▶ _ACTIVITY_
Write out each record a second time, exactly.

▶ _GIVEN ENTRIES_
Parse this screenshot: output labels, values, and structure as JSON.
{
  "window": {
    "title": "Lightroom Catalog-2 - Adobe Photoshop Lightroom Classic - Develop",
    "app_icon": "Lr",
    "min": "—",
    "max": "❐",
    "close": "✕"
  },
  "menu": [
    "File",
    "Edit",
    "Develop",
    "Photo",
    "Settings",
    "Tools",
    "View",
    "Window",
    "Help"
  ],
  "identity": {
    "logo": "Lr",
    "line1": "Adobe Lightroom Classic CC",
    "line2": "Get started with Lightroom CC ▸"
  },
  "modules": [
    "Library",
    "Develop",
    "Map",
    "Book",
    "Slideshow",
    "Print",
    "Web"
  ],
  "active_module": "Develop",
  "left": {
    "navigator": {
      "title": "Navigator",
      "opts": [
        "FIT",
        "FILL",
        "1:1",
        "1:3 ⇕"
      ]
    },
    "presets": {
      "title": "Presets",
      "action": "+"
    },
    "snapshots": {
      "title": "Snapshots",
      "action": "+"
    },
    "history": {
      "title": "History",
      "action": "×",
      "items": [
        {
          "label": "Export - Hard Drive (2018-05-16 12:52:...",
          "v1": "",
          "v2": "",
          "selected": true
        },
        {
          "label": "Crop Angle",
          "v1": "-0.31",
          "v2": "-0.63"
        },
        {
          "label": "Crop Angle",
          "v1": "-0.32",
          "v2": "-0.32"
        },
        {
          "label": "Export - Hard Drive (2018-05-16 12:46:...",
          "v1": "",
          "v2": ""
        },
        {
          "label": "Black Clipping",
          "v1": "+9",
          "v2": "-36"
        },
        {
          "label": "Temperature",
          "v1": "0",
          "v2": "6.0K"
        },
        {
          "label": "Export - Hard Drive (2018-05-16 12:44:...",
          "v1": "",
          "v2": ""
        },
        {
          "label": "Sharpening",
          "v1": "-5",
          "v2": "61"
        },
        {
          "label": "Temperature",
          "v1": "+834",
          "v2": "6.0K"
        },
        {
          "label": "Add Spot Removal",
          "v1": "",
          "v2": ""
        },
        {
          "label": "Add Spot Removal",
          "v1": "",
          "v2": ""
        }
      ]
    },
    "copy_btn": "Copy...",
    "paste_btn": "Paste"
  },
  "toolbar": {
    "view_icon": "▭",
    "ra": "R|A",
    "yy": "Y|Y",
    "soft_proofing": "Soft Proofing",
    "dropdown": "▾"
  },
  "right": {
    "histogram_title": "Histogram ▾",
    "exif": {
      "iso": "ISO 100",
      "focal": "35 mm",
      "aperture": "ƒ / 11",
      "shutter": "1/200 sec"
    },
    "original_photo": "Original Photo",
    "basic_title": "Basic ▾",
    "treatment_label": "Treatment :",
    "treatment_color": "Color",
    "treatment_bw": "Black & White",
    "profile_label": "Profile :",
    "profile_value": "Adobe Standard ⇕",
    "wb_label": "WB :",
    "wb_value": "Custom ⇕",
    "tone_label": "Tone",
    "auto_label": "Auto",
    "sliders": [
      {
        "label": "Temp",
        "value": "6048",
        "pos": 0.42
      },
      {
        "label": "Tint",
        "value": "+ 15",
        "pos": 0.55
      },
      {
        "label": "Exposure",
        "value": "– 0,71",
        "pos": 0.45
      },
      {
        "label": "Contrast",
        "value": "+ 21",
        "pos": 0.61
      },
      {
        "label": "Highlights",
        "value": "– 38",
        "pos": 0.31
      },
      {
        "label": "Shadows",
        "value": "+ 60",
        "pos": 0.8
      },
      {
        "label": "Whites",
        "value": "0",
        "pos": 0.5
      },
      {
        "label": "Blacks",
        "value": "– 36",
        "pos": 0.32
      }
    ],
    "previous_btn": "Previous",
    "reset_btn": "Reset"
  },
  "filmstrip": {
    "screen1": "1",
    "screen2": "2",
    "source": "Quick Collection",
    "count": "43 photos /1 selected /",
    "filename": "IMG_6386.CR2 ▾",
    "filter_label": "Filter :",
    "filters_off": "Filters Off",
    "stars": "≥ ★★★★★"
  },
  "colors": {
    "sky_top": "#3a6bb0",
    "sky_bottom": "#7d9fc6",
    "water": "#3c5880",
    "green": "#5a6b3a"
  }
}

▶ _WRITTEN ANSWER_
Parse this screenshot: output labels, values, and structure as JSON.
{
  "window": {
    "title": "Lightroom Catalog-2 - Adobe Photoshop Lightroom Classic - Develop",
    "app_icon": "Lr",
    "min": "—",
    "max": "❐",
    "close": "✕"
  },
  "menu": [
    "File",
    "Edit",
    "Develop",
    "Photo",
    "Settings",
    "Tools",
    "View",
    "Window",
    "Help"
  ],
  "identity": {
    "logo": "Lr",
    "line1": "Adobe Lightroom Classic CC",
    "line2": "Get started with Lightroom CC ▸"
  },
  "modules": [
    "Library",
    "Develop",
    "Map",
    "Book",
    "Slideshow",
    "Print",
    "Web"
  ],
  "active_module": "Develop",
  "left": {
    "navigator": {
      "title": "Navigator",
      "opts": [
        "FIT",
        "FILL",
        "1:1",
        "1:3 ⇕"
      ]
    },
    "presets": {
      "title": "Presets",
      "action": "+"
    },
    "snapshots": {
      "title": "Snapshots",
      "action": "+"
    },
    "history": {
      "title": "History",
      "action": "×",
      "items": [
        {
          "label": "Export - Hard Drive (2018-05-16 12:52:...",
          "v1": "",
          "v2": "",
          "selected": true
        },
        {
          "label": "Crop Angle",
          "v1": "-0.31",
          "v2": "-0.63"
        },
        {
          "label": "Crop Angle",
          "v1": "-0.32",
          "v2": "-0.32"
        },
        {
          "label": "Export - Hard Drive (2018-05-16 12:46:...",
          "v1": "",
          "v2": ""
        },
        {
          "label": "Black Clipping",
          "v1": "+9",
          "v2": "-36"
        },
        {
          "label": "Temperature",
          "v1": "0",
          "v2": "6.0K"
        },
        {
          "label": "Export - Hard Drive (2018-05-16 12:44:...",
          "v1": "",
          "v2": ""
        },
        {
          "label": "Sharpening",
          "v1": "-5",
          "v2": "61"
        },
        {
          "label": "Temperature",
          "v1": "+834",
          "v2": "6.0K"
        },
        {
          "label": "Add Spot Removal",
          "v1": "",
          "v2": ""
        },
        {
          "label": "Add Spot Removal",
          "v1": "",
          "v2": ""
        }
      ]
    },
    "copy_btn": "Copy...",
    "paste_btn": "Paste"
  },
  "toolbar": {
    "view_icon": "▭",
    "ra": "R|A",
    "yy": "Y|Y",
    "soft_proofing": "Soft Proofing",
    "dropdown": "▾"
  },
  "right": {
    "histogram_title": "Histogram ▾",
    "exif": {
      "iso": "ISO 100",
      "focal": "35 mm",
      "aperture": "ƒ / 11",
      "shutter": "1/200 sec"
    },
    "original_photo": "Original Photo",
    "basic_title": "Basic ▾",
    "treatment_label": "Treatment :",
    "treatment_color": "Color",
    "treatment_bw": "Black & White",
    "profile_label": "Profile :",
    "profile_value": "Adobe Standard ⇕",
    "wb_label": "WB :",
    "wb_value": "Custom ⇕",
    "tone_label": "Tone",
    "auto_label": "Auto",
    "sliders": [
      {
        "label": "Temp",
        "value": "6048",
        "pos": 0.42
      },
      {
        "label": "Tint",
        "value": "+ 15",
        "pos": 0.55
      },
      {
        "label": "Exposure",
        "value": "– 0,71",
        "pos": 0.45
      },
      {
        "label": "Contrast",
        "value": "+ 21",
        "pos": 0.61
      },
      {
        "label": "Highlights",
        "value": "– 38",
        "pos": 0.31
      },
      {
        "label": "Shadows",
        "value": "+ 60",
        "pos": 0.8
      },
      {
        "label": "Whites",
        "value": "0",
        "pos": 0.5
      },
      {
        "label": "Blacks",
        "value": "– 36",
        "pos": 0.32
      }
    ],
    "previous_btn": "Previous",
    "reset_btn": "Reset"
  },
  "filmstrip": {
    "screen1": "1",
    "screen2": "2",
    "source": "Quick Collection",
    "count": "43 photos /1 selected /",
    "filename": "IMG_6386.CR2 ▾",
    "filter_label": "Filter :",
    "filters_off": "Filters Off",
    "stars": "≥ ★★★★★"
  },
  "colors": {
    "sky_top": "#3a6bb0",
    "sky_bottom": "#7d9fc6",
    "water": "#3c5880",
    "green": "#5a6b3a"
  }
}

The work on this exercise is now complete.